In the listing below, find every line containing "account" and copy it out.

==== PROVIDED RECORDS

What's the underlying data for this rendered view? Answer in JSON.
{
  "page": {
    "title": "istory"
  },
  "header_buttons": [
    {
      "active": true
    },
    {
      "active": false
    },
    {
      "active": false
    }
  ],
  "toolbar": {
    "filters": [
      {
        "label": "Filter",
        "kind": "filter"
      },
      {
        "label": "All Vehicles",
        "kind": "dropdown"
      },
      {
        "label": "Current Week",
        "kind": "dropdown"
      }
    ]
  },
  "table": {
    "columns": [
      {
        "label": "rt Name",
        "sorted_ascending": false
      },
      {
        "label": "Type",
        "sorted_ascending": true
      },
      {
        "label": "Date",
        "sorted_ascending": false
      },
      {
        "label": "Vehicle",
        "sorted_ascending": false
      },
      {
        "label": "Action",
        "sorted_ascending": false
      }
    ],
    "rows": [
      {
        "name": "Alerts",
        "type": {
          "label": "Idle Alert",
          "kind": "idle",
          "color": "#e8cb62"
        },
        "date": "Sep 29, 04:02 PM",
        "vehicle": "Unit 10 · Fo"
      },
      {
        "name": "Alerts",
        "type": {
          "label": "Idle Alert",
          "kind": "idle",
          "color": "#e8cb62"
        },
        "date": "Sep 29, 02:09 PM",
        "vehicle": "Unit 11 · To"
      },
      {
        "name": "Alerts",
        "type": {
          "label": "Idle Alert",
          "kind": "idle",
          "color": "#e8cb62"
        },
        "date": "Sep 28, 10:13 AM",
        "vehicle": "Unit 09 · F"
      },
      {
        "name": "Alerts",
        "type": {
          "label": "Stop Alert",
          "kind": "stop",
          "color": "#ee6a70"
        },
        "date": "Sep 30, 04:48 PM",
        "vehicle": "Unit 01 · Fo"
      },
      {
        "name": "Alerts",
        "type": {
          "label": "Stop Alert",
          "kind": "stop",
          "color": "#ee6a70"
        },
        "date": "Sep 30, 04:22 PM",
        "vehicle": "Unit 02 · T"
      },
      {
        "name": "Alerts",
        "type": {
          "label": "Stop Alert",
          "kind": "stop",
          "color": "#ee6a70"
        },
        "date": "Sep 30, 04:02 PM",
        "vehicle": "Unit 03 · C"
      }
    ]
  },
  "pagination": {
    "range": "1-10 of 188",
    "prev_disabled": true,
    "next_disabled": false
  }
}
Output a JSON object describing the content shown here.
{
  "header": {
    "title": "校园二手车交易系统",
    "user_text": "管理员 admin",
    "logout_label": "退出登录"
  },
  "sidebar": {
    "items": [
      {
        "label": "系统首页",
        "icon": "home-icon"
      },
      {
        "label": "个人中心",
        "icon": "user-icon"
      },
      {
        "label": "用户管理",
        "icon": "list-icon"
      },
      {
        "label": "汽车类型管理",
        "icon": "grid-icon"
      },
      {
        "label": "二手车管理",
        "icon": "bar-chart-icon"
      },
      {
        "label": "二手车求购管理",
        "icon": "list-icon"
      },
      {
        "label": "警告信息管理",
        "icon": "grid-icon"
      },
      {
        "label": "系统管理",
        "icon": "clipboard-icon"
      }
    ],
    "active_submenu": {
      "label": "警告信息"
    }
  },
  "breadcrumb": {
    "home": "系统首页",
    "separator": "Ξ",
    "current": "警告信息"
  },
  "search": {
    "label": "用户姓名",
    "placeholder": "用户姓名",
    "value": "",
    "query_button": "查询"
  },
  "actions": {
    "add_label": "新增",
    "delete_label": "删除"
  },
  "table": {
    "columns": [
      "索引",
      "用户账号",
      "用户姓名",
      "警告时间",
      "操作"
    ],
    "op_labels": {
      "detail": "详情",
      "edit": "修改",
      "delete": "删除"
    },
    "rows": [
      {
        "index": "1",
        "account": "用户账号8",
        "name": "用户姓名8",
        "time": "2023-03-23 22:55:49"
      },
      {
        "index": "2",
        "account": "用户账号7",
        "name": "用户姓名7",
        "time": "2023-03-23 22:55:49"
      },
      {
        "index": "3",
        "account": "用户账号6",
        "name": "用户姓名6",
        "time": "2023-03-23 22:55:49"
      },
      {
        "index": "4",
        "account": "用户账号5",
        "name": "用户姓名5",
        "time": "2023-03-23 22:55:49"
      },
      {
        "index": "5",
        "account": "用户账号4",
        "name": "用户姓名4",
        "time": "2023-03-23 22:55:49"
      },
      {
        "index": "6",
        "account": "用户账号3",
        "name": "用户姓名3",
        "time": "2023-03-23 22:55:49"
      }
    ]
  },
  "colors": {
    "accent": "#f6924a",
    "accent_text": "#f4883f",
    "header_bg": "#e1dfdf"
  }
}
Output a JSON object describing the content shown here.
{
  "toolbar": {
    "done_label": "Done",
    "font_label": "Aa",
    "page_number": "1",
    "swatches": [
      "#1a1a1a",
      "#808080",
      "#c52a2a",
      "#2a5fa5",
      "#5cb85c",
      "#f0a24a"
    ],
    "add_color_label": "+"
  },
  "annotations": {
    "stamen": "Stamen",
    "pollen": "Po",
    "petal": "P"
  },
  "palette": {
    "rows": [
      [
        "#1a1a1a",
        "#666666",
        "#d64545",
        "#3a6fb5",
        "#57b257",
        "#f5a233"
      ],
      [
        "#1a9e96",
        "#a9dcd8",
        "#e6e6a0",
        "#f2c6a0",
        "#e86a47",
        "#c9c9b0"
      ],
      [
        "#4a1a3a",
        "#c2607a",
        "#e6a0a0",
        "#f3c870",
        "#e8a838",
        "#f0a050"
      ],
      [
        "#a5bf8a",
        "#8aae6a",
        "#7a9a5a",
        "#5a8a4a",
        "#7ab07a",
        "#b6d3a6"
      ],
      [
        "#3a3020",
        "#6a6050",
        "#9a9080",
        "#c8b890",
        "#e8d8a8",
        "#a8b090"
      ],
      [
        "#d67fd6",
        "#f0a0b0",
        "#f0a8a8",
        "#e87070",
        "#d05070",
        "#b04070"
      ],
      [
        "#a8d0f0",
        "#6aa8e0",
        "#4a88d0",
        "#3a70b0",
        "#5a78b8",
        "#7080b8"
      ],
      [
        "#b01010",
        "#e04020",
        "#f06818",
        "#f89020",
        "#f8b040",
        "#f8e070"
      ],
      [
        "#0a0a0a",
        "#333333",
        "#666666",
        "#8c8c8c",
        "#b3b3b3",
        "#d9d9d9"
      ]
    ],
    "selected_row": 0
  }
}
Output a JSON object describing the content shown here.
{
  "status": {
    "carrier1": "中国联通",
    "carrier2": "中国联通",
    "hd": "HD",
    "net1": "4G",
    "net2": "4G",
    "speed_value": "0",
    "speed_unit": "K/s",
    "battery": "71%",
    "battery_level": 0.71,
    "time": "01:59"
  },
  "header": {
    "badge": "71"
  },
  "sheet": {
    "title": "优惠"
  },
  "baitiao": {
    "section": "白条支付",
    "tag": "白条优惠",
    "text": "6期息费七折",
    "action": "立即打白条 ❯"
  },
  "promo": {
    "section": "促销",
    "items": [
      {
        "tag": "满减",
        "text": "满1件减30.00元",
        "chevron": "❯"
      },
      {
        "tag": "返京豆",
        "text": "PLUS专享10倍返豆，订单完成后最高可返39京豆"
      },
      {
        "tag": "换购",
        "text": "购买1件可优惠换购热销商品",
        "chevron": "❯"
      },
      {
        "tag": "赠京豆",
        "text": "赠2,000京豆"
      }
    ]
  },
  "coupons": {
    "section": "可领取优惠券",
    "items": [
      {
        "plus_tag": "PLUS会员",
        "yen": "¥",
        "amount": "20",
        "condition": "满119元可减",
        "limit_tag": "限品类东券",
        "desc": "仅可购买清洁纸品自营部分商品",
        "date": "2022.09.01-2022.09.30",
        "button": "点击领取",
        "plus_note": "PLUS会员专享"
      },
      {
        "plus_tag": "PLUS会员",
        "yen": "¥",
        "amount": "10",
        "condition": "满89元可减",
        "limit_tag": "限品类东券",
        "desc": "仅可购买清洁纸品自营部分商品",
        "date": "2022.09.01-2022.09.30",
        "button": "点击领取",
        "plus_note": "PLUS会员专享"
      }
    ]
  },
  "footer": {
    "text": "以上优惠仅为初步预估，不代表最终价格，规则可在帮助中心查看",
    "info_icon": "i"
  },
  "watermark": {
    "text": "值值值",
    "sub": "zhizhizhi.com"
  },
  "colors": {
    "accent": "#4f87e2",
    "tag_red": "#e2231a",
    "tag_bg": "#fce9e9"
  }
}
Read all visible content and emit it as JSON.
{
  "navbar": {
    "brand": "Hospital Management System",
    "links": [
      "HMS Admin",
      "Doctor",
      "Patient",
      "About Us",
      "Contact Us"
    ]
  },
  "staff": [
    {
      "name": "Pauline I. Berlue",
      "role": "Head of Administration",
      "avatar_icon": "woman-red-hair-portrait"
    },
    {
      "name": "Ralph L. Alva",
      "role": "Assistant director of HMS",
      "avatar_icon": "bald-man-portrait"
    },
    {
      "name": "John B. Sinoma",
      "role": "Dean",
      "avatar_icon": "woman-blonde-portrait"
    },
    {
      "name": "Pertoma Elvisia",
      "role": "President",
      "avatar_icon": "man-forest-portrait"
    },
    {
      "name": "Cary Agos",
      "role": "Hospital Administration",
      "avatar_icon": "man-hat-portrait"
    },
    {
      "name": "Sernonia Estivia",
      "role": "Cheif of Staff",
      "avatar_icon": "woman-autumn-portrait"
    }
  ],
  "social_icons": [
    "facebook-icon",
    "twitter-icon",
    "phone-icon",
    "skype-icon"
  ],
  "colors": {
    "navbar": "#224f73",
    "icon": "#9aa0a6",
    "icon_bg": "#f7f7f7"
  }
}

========

OUTPUT FOR THIS EXERCISE –
        "account": "用户账号8",
        "account": "用户账号7",
        "account": "用户账号6",
        "account": "用户账号5",
        "account": "用户账号4",
        "account": "用户账号3",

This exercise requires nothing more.